The periods of the trigonometric functions sine and cosine are both 2 times pi. The functions tangent and cotangent both have a period of pi. The general formula for the period of a trigonometric function can be determined by dividing the regular period by the absolute value of any multipliers.
The six trigonometric functions are the sine, cosine, tangent, cosecant, secant and cotangent. The functions are used to find a ratio between the sides of a right triangle when given one angle. They are used to evaluate numbers given in either degrees or radians.
To create an algebra II trig reference sheet, determine the important formulas and identities that you use most often. Place them on the sheet in an organized manner that is easy to follow. Creating a reference sheet requires knowledge of the material.
Answers to the June 2010 Algebra 2 and Trigonometry Regents exams are available from the New York State Department of Education's Office of State Assessment. For further study, answer keys for a variety of previous math exams are also available.
As of 2014, the mathematical concepts tested on the Algebra II and Trigonometry section may include factors, quadratic equations, statistics, trigonometric equations and probability. All test takers must bring a graphing calculator to the exam. Graph paper is provided.
NYS Trig Regents is shorthand for the New York State Regents Examination in Algebra 2 and Trigonometry. The questions in this exam asses both the content and process strands of New York State Mathematics Standard 3. The test evaluates students' understanding, fluency and problem-solving skills rathe
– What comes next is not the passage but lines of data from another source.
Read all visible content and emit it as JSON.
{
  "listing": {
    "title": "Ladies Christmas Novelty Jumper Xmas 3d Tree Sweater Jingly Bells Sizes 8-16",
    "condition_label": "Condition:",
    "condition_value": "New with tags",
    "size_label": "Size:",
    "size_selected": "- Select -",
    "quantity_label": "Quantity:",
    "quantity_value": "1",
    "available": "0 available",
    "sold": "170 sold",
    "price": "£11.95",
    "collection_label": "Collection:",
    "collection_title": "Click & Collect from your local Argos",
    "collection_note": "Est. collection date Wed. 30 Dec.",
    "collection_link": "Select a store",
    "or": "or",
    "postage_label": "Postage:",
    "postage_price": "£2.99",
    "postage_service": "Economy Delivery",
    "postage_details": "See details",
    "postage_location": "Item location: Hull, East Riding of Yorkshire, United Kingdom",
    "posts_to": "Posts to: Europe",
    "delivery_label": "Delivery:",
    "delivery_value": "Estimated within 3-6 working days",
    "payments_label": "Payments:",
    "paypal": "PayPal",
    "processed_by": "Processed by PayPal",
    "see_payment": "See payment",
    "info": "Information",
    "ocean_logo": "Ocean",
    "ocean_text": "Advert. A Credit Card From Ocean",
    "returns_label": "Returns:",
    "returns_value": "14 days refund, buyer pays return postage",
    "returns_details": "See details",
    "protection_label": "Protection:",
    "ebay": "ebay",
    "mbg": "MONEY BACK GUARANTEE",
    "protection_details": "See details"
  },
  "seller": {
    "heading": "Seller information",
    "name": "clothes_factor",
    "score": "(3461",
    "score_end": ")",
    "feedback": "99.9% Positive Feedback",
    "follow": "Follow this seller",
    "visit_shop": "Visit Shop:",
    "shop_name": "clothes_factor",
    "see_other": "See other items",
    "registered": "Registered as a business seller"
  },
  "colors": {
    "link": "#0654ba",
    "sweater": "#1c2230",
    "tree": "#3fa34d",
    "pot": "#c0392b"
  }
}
The antiderivative of a trigonometric function is an alternative way of deducing the integral of the function, according to educators at Massachusetts Institute of Technology. The integral of the function is basically the derivative backwards. In the case of trigonometric functions, the antiderivati
The antiderivative of the cosine function is sin x + c, and the antiderivative of the sine function is -cos x + c. The antiderivative of the tangent function is equal to ln |sec x| + c. The antiderivative is also known as the integral.
Trigonometric ratios of angles greater than or equal to 360 degree. Trigonometric ratios of complementary angles. Trigonometric ratios of supplementary angles Trigonometric identities Problems on trigonometric identities Trigonometry heights and distances. Domain and range of trigonometric functions
Proving Trigonometric Identities on Brilliant, the largest community of math and science problem solvers.